A 29-year veteran of BBC News sheds light on biases hindering coverage of the Notre Dame fire.
April 17, 2019 (LifeSiteNews) – As the world processes the fire that ravaged the Notre Dame Cathedral on Monday, a 29-year veteran of BBC News is using her experiences to shed light on biases she says hinder much of the coverage.
From 1983 to 2012, Catherine Utley was a broadcast journalist with the BBC World Service. On Tuesday, she published a piece at The Article describing the bias against and ignorance of Catholicism she witnessed there, which she says fed into the network’s inability to appreciate Monday’s tragedy as more than the “destruction of a particularly well visited tourist attraction.”
“Where was the talk of its sacred spaces, made holy by the prayers of Catholic worshippers over hundreds of years? Where the footage of the great Masses celebrated there?” she asked. “Why, in short, did the BBC’s flagship news programme, when it had time to prepare its coverage properly, fail to acknowledge Notre Dame’s importance as France’s most profound expression of the Christian civilisation on which an entire continent was founded?”
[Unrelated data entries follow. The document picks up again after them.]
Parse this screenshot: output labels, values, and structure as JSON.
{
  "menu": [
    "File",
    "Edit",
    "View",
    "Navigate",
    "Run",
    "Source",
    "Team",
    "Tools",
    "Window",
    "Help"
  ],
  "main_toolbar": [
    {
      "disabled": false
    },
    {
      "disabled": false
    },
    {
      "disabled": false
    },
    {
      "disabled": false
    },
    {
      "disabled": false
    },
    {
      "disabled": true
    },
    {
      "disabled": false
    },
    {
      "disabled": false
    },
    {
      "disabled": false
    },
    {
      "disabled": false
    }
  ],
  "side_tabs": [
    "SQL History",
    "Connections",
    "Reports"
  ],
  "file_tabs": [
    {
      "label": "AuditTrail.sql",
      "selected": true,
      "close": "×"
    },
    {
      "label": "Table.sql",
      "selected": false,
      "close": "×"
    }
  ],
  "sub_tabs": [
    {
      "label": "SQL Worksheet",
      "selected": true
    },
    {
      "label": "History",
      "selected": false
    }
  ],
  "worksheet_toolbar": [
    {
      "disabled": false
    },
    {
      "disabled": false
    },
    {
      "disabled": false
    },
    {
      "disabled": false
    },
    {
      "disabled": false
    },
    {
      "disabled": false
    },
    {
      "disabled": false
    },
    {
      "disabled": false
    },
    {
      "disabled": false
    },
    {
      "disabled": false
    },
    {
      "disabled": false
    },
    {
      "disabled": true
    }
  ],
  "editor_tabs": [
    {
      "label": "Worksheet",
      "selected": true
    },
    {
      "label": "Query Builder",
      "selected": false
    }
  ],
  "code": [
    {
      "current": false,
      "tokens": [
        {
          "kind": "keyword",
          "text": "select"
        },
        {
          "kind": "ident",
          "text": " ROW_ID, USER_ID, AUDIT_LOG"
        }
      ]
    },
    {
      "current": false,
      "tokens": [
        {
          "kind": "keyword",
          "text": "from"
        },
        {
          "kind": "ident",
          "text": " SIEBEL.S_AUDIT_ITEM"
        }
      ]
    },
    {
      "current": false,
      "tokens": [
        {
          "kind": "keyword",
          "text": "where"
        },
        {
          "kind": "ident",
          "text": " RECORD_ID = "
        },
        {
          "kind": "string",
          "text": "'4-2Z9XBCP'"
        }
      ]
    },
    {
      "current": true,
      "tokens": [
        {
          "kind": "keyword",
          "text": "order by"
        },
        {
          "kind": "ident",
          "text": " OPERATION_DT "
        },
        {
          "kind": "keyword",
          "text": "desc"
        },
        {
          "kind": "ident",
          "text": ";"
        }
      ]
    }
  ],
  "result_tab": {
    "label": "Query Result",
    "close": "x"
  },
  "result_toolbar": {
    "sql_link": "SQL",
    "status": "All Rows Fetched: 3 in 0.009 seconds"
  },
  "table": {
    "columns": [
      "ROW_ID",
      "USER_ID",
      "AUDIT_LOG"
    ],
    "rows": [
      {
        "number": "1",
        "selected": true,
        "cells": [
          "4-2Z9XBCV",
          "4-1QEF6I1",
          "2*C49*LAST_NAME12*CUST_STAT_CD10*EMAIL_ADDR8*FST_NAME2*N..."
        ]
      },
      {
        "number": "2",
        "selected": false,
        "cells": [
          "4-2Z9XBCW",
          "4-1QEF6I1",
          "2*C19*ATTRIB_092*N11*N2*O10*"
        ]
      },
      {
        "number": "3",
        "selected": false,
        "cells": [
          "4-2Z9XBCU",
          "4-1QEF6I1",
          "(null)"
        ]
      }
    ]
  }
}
“As a Catholic, I was amazed, at Bush House, at how newsroom colleagues, brought up and educated in the UK, with a knowledge of the global geopolitical scene which far surpassed my own, could be so ignorant about Christianity,” Utley wrote. “I remember one Good Friday on the newsdesk discovering that only one of half a dozen bright, well educated BBC journalists I was working with that day, knew what event it commemorated.” She noted that during his coverage of the fire, the BBC’s Hugh Schonfield confused this week’s Holy Week for Easter Week, which follows it.
Worse, she argued, was the fact that many in the BBC “do not wish to know better,” because the church stands in opposition to “the ‘enlightened’ liberal view on matters such as abortion and euthanasia.” Therefore, “sex abuse has become the only Catholic issue considered worth reporting.”
Last year, the BBC came under fire for a satirical video that said Holy Communion “tastes like cardboard” and “smells like hate”; it has also aired numerous pieces promoting homosexuality and gender fluidity.
So dominant was the bias that Utley says that during Pope Benedict’s 2010 visit to London, an editorial decree was handed down that his comments on child sex abuse would remain the top story “for a reasonable number of hours” regardless of what else he said.
“Shortly after the edict was issued, I was asked if I would mind moving from my position as lead writer for the day to the Africa desk, about which I knew nothing,” she added. “I was replaced by someone who knew nothing of the Pope. Such a thing had never happened to me before and never happened again. I was told later, at second-hand, that it was felt that it might be better to have someone who wasn’t a Catholic write the Pope story.”
In the United States, several mainstream media figures mocked President Donald Trump’s suggestion to use water-tanker helicopters to douse the fire, while others rushed to preemptively dismiss speculation that the fire may have been terrorism-related (Paris public prosecutor Remy Heitz said Tuesday it was likely accidental). The day of the fire, Fox News’ Neil Cavuto hung up on Catholic League president Bill Donohue for saying he was “suspicious” in light of past attacks on churches in Paris.